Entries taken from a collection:
____

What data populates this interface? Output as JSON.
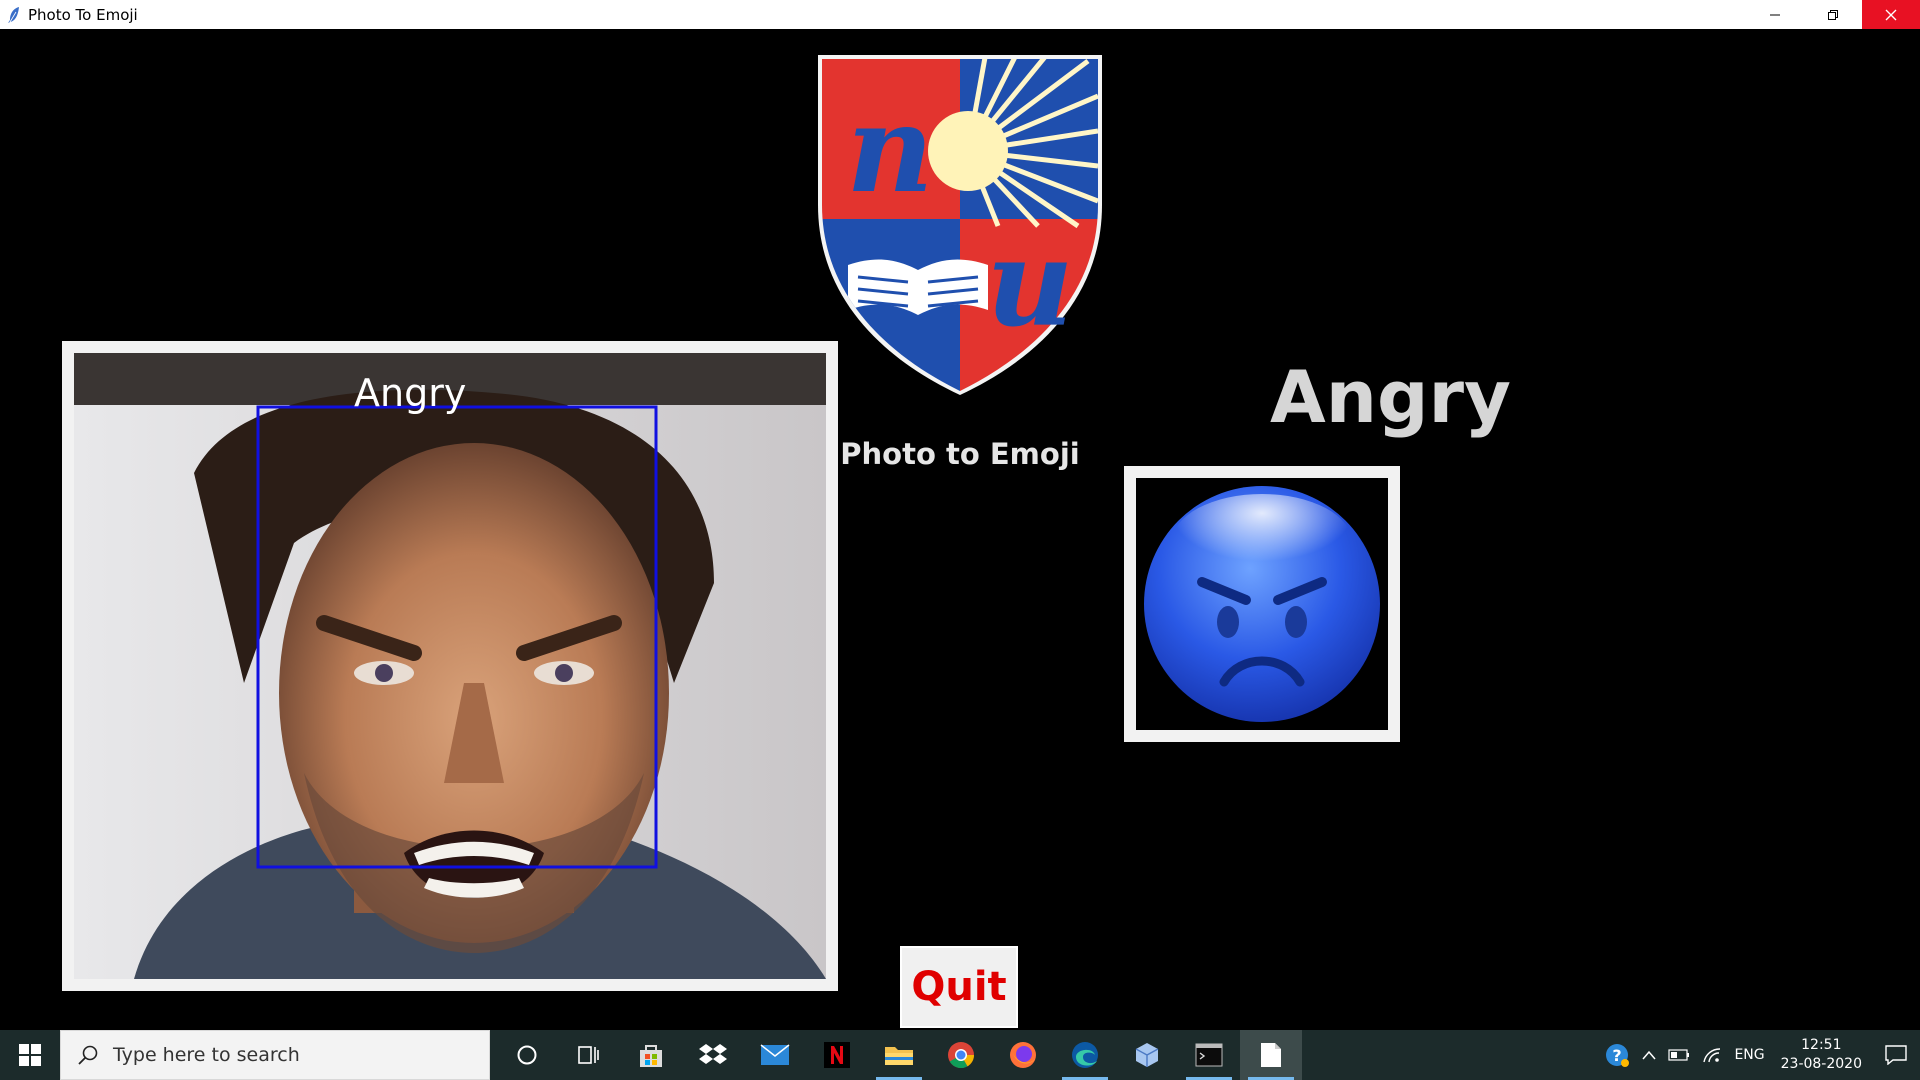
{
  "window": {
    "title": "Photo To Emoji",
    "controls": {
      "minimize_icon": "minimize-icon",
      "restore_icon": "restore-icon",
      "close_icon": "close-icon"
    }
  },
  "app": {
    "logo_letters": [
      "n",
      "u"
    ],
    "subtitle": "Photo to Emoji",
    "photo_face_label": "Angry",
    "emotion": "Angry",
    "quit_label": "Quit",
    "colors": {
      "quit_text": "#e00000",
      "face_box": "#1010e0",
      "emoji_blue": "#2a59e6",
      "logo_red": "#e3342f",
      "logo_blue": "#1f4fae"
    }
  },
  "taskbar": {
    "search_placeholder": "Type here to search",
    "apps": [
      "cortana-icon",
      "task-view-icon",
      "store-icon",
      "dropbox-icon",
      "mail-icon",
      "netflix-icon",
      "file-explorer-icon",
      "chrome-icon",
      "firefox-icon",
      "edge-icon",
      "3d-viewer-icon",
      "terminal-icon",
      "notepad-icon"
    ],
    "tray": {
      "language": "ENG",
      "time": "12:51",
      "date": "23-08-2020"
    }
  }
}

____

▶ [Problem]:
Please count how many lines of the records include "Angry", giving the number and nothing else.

▶ [Result of this task]:
2